To us, the body of work originates from the fruit of our collaborative forces coming together.  Diving into our work or jam sessions, and letting our united research surprise us and take us places we would have never experienced alone.

How do your work and your creativity relate to the world and what is the role of music in society?

As artists, we try to communicate. Be it complexity, emotions, or the suggestion that maybe things could be done differently - maybe we could live together more equal, free, honest and true to ourselves.

One theme, to which we all seemed to constantly return during the genesis of Zephyr, was the entering or transcending into other worlds or spheres, be it through symbolism, rituals, or dreams.

We hope this album comes off as a clear invitation for the listener to join us into another dimension, to a utopia of which we ourselves do not fully know the contours.

Also, getting a little political here, it is quite obvious that the way music is valued in comparison to other art forms today is problematic. Nobody would steal a book, walk openly into the theatre without a ticket, or expect to get unlimited private access to Sofia Coppola’s latest film on the day of its first showing.

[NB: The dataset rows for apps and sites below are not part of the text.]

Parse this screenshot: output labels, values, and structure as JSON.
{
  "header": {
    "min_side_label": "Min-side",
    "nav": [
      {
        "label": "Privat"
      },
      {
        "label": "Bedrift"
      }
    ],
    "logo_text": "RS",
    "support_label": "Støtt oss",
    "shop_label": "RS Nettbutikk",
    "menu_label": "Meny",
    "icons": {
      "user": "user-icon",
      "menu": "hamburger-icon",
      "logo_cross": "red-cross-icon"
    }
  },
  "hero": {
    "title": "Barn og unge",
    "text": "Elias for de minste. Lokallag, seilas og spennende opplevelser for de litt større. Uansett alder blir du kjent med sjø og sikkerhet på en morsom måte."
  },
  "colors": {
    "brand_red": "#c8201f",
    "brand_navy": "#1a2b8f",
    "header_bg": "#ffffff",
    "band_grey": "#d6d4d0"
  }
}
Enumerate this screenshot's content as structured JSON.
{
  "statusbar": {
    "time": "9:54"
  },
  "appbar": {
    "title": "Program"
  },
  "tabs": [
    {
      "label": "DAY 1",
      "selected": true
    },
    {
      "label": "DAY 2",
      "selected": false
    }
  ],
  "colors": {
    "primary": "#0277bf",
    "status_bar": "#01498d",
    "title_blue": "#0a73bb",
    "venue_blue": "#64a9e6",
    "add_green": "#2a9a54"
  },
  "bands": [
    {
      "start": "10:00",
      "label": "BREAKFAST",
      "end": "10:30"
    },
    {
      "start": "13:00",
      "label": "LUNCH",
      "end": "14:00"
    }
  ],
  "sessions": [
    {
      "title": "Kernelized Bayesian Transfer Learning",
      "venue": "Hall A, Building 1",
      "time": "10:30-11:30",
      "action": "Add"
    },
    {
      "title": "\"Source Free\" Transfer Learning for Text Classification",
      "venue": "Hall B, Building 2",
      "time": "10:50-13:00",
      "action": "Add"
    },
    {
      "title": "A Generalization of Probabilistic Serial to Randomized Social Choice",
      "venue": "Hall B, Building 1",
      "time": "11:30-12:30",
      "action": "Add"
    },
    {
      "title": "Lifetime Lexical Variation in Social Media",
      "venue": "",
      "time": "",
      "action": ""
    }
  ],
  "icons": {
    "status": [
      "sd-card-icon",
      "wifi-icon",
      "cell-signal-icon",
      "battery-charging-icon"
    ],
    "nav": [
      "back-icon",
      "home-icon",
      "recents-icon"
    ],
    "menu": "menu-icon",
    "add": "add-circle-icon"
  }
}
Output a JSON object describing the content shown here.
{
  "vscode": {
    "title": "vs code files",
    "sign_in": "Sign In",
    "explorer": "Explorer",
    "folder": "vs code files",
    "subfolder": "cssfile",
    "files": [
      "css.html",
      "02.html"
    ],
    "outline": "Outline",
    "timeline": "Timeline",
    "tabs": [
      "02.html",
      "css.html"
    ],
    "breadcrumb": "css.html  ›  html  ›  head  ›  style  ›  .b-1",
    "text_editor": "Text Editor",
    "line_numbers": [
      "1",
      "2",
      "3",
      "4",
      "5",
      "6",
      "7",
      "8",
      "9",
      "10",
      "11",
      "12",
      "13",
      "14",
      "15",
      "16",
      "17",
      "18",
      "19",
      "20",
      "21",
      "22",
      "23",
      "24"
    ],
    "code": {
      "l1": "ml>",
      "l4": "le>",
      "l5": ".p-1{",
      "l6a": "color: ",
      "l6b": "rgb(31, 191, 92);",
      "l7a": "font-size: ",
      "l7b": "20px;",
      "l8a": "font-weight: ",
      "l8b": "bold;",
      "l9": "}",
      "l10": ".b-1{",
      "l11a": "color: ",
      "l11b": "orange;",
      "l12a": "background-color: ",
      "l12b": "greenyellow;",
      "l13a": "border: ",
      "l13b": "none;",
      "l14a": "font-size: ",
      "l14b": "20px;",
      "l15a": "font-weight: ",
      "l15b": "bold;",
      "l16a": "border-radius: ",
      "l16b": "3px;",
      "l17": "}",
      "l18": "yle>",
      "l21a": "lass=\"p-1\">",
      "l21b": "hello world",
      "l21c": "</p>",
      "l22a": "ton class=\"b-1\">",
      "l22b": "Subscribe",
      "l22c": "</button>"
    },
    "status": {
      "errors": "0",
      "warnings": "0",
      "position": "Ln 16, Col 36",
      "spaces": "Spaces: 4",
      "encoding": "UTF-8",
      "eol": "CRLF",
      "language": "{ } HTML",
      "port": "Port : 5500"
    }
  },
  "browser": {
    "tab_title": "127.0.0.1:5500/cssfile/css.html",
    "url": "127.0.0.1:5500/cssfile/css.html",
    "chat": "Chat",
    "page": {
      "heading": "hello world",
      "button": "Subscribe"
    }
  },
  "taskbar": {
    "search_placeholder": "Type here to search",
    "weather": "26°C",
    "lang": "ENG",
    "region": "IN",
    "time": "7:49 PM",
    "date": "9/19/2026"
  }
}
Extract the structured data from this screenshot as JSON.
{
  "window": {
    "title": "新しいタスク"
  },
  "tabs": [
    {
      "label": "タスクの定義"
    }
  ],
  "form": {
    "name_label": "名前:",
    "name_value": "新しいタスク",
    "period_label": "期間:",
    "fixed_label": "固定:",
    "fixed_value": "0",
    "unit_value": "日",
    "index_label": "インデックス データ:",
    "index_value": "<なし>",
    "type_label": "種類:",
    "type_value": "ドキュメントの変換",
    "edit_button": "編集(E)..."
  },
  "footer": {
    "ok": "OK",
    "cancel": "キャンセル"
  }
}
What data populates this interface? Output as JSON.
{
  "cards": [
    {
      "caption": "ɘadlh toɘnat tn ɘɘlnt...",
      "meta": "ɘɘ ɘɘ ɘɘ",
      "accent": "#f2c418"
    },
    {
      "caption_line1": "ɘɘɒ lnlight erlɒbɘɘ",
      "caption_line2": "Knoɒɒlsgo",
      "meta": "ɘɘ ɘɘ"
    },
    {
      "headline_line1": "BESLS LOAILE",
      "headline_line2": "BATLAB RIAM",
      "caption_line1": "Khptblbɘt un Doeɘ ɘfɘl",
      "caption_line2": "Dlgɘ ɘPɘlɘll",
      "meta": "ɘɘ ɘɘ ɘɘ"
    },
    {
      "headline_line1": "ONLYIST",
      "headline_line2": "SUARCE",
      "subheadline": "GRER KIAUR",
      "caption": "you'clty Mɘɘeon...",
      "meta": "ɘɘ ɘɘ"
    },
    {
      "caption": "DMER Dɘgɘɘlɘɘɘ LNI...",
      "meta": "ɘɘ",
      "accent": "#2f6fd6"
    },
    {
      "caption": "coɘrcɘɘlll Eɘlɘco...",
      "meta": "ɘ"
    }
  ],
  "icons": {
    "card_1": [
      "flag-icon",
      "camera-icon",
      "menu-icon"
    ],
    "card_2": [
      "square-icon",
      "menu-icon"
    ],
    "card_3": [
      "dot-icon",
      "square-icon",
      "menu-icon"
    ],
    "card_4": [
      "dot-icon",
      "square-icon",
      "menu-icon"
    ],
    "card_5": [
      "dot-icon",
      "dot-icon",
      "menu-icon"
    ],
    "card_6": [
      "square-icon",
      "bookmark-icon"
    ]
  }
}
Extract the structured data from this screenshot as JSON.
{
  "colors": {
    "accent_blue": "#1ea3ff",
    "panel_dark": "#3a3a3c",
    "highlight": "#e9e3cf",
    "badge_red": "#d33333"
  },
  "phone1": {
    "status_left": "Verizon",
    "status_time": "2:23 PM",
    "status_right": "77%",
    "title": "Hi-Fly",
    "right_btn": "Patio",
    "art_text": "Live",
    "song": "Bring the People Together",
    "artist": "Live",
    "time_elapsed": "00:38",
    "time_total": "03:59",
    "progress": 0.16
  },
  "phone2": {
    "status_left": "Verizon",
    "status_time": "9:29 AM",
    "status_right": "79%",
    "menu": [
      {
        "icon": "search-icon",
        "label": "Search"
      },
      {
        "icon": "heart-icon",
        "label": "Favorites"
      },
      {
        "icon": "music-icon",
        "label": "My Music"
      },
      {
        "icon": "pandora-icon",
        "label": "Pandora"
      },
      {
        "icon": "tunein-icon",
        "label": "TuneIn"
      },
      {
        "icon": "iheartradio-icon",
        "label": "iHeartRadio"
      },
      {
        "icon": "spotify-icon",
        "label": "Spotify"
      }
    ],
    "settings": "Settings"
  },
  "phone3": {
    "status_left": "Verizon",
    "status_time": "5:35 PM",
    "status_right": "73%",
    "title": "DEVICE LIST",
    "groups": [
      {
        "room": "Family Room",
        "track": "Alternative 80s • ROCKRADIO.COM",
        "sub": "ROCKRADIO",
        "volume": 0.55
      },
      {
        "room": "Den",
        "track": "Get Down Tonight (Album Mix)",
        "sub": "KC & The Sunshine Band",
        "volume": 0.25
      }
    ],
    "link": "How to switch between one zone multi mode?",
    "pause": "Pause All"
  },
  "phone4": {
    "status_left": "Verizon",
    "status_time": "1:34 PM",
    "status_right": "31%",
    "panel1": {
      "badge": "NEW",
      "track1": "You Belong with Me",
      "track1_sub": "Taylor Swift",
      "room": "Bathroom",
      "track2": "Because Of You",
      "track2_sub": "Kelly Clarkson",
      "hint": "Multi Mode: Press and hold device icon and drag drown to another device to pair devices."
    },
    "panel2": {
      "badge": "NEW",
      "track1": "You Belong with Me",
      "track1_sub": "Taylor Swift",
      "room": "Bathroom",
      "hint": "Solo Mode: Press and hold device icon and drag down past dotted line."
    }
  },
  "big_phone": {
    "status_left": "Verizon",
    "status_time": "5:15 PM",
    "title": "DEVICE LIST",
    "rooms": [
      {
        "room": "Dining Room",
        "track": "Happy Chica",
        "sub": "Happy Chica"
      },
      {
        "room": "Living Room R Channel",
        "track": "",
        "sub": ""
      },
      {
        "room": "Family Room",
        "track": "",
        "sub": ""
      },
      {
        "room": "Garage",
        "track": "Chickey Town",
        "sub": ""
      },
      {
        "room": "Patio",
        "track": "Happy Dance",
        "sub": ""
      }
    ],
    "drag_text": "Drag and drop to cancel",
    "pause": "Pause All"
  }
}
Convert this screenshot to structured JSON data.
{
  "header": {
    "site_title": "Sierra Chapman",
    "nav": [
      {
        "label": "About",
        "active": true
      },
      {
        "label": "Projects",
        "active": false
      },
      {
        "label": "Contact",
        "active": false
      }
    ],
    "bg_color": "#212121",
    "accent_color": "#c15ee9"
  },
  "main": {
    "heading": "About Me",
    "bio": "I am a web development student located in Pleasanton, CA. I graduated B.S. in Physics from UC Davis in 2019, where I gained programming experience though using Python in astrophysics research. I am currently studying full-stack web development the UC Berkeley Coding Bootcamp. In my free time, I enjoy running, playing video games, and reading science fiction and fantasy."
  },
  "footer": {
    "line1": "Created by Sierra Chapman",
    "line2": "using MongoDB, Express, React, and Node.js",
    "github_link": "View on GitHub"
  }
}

So, something drastic happened when music transitioned from having a physical place in the world to floating out of your mobile phone whenever you want it to.

Art can be a way of dealing with the big topics in life: Life, loss, death, love, pain, and many more. In which way and on which occasions has music – both your own or that of others - contributed to your understanding of these questions?

There is a sudden feeling of unity which can appear when listening to a piece of music in a state of deep concentration - a sensation, which can make you feel less lonely, simply because your emotions and experiences are mirrored.

It almost goes without saying that this sensation appears in other fields as well; reading a book and a certain line hits you with all of its intensity, watching a choreography and one specific movement, how the dancer stretches out an arm, overwhelms you completely, or fixing your gaze at a certain facial expression depicted in a painting in an art gallery and you happen to see yourself.

There seems to be increasing interest in a functional, “rational” and scientific approach to music. How do you see the connection between music and science and what can these two fields reveal about each other?  

Working with art can be a way of processing science and new scientific advancements as an individual. Within our group, for instance, the frustrating apathy connected to issues regarding the climate crisis has been an important source of inspiration.

Artists of all kinds are able to suggest a somewhat sensory entry to a certain scientific topic, which for some may work as an easier entry into understanding it.

Creativity can reach many different corners of our lives. Do you feel as though writing or performing a piece of music is inherently different from something like making a great cup of coffee? What do you express through music that you couldn't or wouldn't in more 'mundane' tasks?

Like mentioned above, art is - among other things - communication. What we try to do with our music is we try to reach out, suggest other mindsets or ways of living. Music happens to be the language we have learnt and refined in order to express ourselves as best we can.

Playing a string instrument even allows you to express complexity without suggesting any verbal solution or neglection of the massiveness of the topic.

Music is vibration in the air, captured by our ear drums. From your perspective as a creator and listener, do you have an explanation how it able to transmit such diverse and potentially deep messages?

Again, music is a way of communicating. Sounds speak directly and beyond words, geographical and cultural borders via frequencies you were already exposed to in the womb - some fetuses move energetically when they recognise music or sounds from the outside world.

Of course scientists continually dive deeper and deeper into this subject, hence are able to give us even better and more precise explanations for what is physically going on. But isn’t it somewhat lovely that there some things with regards to how art, in this case music and sound, is perceived, that we cannot fully comprehend?